Speculation is mounting as to the political intentions of Rev Patrick Towers, the former rector of St Nicholas’ Collegiate Church, whether or not he will run in June’s Local Elections - and speculation is intensifying that he may stand for election to the Galway City Council.
In an extensive interview on his life and career in the Galway Advertiser last month, Rev Towers said he “would consider entering politics” and that if he runs it will be for The Green Party.
Speaking to the paper last week, Rev Towers admitted that he is “very much warming to the principle of doing something in the political area” but would make no final decision until he had completed his duties in St Nicholas’.
Rev Towers officially retired as rector of the Collegiate church this week and attention will now shift to what he intends to do politically. It is believed he may run in either the Tuam or Ballinasloe wards as he and his wife Anne will now be living in east Galway.
However, the Galway Advertiser understands there are moves afoot to get the Anglican clergyman to run in Galway city, an area where he has lived for most of the last decade, and where he widely known, respected, and very popular.
If Rev Towers were to run in Tuam or Ballinasloe he would be the sole Green candidate there. However he would not be as well known to voters in the east of the county as he would be in the city.
Should he run in the city, he could count on the Anglican vote and the votes of those who attend St Augustine’s, a church St Nicholas’ has close ties with. He would also attract the vote of the wider Roman Catholic and Protestant clergy in the city.
However it is important to stress that should he run, Rev Towers would not be standing on a Christian ticket, but as someone interested in contributing to the political, social, and economic life of Galway and its people.
Rev Towers’ eloquence, empathy, and flamboyant personality would be an asset to him on the doorsteps. Provided voters can be convinced that he can do the hard graft expected of a councillor and that he has a sufficient grasp of the issues - particularly in a time of recession - Rev Towers could be a real ‘dark horse’ come polling day.
Should he run for the Greens and in Galway city, Rev Towers it would have to be alongside another Green candidate. The party is running Cllr Niall Ó Brolcháin in Galway City West, Maíread Ní Chroínín in Galway City Central, and James Hope in Galway City East.
When a party ‘parachutes’ a new candidate on top of the existing one, rivalry breaks out as factions emerge. It can often result in both camps not working with each other and neither candidate getting the seat.
This has happened to Fianna Fáil in numerous elections in Galway over the past 12 years and the Greens will want to be careful of not letting this happen if they convince Rev Towers to stand in the city.
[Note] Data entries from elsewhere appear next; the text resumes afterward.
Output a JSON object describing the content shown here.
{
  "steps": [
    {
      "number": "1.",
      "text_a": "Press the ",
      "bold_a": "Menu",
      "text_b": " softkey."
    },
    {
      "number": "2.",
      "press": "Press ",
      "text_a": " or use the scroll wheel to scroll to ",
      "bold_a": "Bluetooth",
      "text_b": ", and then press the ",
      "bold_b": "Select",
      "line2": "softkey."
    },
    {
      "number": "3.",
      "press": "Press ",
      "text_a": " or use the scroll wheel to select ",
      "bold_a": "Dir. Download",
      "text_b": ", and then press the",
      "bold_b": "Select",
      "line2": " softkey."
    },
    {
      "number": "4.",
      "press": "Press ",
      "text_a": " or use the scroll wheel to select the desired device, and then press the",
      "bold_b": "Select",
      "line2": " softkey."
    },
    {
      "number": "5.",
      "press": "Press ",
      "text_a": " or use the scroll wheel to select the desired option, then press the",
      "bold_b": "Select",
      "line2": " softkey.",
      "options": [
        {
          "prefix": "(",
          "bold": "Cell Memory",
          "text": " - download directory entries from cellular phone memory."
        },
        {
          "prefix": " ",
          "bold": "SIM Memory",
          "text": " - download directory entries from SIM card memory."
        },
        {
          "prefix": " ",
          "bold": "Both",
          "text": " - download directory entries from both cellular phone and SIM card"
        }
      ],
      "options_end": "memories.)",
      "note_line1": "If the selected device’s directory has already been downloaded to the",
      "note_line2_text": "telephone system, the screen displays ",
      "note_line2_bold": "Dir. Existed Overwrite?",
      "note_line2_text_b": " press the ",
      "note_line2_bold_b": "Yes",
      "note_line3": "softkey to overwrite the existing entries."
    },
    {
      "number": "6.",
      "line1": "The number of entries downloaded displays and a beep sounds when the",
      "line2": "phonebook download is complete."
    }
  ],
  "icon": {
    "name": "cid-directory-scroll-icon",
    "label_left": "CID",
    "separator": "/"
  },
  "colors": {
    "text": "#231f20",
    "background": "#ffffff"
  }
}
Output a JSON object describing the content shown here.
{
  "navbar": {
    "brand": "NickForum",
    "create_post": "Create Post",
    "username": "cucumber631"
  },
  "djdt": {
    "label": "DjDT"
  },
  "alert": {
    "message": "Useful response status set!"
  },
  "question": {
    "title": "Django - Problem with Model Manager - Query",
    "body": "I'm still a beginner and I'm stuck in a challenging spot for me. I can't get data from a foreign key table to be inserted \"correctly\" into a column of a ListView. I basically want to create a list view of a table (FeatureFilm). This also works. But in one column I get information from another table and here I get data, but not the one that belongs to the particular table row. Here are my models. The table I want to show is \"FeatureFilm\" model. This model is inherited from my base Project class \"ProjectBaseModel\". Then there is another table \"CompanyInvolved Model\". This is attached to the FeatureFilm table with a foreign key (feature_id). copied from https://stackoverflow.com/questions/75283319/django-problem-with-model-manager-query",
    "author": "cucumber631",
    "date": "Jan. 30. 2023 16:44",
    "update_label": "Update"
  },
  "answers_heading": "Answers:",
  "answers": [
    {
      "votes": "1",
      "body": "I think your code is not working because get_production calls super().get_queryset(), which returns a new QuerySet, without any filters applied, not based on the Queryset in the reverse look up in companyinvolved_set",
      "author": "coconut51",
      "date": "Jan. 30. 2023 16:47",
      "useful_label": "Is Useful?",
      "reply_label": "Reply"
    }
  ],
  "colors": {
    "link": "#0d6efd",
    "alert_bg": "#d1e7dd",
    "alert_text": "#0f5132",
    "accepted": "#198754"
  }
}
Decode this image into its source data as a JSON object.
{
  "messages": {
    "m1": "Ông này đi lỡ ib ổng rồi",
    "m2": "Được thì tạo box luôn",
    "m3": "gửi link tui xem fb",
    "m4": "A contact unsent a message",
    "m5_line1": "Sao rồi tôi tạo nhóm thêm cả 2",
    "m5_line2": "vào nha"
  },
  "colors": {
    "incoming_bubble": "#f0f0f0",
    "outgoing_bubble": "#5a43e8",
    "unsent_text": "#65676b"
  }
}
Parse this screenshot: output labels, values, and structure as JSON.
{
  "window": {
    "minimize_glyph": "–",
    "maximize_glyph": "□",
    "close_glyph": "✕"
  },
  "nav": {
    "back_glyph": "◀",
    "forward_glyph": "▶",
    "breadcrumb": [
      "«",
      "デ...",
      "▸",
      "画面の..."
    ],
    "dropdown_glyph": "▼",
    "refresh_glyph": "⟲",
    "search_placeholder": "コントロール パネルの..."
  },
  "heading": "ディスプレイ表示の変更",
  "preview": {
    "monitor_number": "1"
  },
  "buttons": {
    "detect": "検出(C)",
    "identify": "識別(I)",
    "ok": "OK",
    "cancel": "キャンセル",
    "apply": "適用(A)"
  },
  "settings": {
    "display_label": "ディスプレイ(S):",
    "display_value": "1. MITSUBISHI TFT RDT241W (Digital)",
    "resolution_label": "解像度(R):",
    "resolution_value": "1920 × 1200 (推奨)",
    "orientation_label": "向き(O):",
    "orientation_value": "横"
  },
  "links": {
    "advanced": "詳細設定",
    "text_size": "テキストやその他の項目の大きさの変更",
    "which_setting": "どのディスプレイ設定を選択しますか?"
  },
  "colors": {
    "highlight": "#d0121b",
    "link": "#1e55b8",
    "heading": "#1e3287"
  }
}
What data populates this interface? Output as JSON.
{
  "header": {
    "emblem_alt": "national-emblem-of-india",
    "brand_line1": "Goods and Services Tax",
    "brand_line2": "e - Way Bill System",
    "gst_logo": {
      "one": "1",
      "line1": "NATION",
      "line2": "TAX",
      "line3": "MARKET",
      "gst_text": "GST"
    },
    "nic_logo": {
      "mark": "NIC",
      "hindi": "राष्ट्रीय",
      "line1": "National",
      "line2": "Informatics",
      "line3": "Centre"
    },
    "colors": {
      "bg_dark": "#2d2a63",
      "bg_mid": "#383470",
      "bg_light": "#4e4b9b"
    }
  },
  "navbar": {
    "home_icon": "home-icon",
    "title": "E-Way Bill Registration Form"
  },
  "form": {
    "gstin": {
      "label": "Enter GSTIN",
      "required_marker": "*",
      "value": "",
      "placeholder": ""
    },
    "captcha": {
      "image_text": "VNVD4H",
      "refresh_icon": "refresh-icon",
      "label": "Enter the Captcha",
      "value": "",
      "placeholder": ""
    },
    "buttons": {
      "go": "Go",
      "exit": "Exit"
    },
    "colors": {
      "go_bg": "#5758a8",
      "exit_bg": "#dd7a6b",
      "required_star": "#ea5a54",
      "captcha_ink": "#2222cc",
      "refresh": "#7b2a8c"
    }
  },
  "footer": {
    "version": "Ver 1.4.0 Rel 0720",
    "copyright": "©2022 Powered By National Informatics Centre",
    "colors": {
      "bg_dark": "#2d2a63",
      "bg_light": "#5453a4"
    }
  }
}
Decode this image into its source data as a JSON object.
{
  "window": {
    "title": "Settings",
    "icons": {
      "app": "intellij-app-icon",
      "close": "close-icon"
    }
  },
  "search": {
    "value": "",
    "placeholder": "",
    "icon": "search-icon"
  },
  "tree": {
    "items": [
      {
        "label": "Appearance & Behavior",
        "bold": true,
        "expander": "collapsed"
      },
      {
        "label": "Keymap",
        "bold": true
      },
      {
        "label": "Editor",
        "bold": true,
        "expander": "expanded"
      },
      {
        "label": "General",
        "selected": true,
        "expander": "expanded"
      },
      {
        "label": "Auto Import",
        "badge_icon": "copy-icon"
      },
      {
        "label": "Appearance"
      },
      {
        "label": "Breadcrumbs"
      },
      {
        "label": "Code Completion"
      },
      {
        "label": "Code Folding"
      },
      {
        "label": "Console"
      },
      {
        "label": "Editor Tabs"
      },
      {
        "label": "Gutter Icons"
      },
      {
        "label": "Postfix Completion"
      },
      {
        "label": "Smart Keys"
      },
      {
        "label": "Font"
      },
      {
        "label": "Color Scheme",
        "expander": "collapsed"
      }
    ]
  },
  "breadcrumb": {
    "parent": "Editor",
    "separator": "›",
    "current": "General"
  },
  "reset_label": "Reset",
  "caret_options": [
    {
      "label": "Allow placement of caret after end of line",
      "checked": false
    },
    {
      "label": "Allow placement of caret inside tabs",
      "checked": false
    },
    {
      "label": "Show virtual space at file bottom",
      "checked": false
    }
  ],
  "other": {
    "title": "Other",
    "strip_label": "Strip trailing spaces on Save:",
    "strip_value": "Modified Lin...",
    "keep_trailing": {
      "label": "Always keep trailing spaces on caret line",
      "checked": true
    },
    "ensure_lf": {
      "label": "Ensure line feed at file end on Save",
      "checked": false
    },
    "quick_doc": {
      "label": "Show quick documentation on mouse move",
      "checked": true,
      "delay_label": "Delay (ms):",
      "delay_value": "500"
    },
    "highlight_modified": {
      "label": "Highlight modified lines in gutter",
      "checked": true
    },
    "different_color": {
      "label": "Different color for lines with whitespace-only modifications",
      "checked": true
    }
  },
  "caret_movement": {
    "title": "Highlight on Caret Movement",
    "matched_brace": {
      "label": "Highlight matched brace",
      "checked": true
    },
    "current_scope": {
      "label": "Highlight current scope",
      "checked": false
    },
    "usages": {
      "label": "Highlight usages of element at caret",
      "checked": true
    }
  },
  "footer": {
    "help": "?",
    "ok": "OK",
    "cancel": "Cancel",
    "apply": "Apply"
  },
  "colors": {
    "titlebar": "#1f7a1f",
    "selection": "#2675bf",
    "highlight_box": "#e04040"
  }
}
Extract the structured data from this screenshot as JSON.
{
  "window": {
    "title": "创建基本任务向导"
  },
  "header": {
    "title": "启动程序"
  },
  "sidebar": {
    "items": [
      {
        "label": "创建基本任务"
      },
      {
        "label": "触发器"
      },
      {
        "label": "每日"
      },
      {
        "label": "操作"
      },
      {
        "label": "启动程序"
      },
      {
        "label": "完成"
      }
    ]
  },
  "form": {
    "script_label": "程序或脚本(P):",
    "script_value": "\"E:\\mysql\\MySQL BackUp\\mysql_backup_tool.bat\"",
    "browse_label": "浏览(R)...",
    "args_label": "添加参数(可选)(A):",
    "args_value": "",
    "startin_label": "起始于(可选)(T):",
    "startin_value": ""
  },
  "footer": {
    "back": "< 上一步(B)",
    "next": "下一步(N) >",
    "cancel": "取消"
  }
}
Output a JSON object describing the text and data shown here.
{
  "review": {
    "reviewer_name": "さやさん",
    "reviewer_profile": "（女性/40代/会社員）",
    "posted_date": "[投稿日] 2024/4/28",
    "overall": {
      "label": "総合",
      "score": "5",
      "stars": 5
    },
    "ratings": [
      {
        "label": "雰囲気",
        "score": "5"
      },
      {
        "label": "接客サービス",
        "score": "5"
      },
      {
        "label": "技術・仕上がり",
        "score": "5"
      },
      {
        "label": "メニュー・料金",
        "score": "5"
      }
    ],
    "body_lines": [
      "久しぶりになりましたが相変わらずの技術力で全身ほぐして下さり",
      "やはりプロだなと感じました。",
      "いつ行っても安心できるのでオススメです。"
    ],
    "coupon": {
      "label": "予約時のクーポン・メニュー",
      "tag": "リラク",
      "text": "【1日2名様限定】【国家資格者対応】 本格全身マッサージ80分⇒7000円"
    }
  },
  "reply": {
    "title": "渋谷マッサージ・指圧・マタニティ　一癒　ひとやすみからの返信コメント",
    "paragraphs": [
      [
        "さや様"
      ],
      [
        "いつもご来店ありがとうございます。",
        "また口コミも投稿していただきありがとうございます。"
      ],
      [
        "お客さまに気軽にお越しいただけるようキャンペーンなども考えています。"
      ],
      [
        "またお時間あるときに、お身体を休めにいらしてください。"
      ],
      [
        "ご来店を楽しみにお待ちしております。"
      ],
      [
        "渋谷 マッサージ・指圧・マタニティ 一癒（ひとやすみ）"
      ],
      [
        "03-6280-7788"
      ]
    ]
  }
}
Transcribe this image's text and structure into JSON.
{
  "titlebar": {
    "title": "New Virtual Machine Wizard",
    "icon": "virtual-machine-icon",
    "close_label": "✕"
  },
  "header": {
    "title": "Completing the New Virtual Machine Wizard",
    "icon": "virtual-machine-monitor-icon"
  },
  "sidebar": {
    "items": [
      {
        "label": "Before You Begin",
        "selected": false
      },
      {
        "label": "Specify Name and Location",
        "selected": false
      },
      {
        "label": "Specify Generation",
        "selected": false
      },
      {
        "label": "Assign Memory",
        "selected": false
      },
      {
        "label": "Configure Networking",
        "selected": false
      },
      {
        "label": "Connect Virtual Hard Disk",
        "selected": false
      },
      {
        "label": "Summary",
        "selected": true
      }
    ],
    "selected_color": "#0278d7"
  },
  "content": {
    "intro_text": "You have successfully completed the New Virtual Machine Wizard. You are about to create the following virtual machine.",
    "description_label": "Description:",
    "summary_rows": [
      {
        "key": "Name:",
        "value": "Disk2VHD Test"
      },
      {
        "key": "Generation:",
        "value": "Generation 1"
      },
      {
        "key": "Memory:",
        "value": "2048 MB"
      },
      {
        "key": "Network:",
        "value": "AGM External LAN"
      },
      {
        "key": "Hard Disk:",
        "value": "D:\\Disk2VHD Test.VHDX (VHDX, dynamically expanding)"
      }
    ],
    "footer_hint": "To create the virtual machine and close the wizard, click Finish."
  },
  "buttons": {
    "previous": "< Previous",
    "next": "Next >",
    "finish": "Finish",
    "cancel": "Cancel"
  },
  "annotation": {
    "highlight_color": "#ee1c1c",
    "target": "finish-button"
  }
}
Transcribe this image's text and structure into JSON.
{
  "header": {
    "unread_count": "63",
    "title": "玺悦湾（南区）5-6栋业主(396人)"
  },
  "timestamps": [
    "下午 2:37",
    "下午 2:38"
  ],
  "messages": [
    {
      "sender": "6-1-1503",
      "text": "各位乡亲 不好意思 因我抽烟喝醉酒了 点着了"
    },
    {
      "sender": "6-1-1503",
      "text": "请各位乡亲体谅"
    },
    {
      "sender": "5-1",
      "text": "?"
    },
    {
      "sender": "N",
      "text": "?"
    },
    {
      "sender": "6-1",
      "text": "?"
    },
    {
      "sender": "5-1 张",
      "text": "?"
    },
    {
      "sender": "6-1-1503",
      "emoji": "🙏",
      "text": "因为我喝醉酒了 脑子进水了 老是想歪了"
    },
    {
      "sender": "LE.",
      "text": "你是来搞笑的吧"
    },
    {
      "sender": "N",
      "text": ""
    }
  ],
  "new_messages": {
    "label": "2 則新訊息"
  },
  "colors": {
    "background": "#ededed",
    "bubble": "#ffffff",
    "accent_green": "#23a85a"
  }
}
At the moment it is entirely speculation, as Rev Towers has not yet declared where or if he will stand. However he is known to be interested and the Greens are keen to have him. As such, these considerations are important.
If he decides to stand and stand in the city, where would be best? Given that Cllr Niall Ó Brolcháin is seen as the party’s best bet of a seat in June, the Greens may not risk running two candidates here, lest they split the vote.
However many would see this area as perhaps the ideal location for Rev Towers and may suggest the daring strategy of running both Cllr Ó Brolcháin and Rev Towers here now that the ward has increased from five seats to six. They would point out that if Fianna Fáil is just running one candidate, that party is more vulnerable and likely to take most of the flak for discontent with the Government.
Potentially Rev Towers could run in Galway City Central. His colourful personality would prove a match for Mayor Padraig Conneely, but would Maíread Ní Chroínín be comfortable at being potentially overshadowed (however unintentionally ) by the flamboyant cleric? It is a similar worry James Hope may have if Rev Towers opts for Galway City East.
No decision has yet been made, but a Rev Towers campaign would be fascinating. As a councillor (and, should he get it, as mayor ) he might be just the tonic for the sometimes fractious and combative council chamber.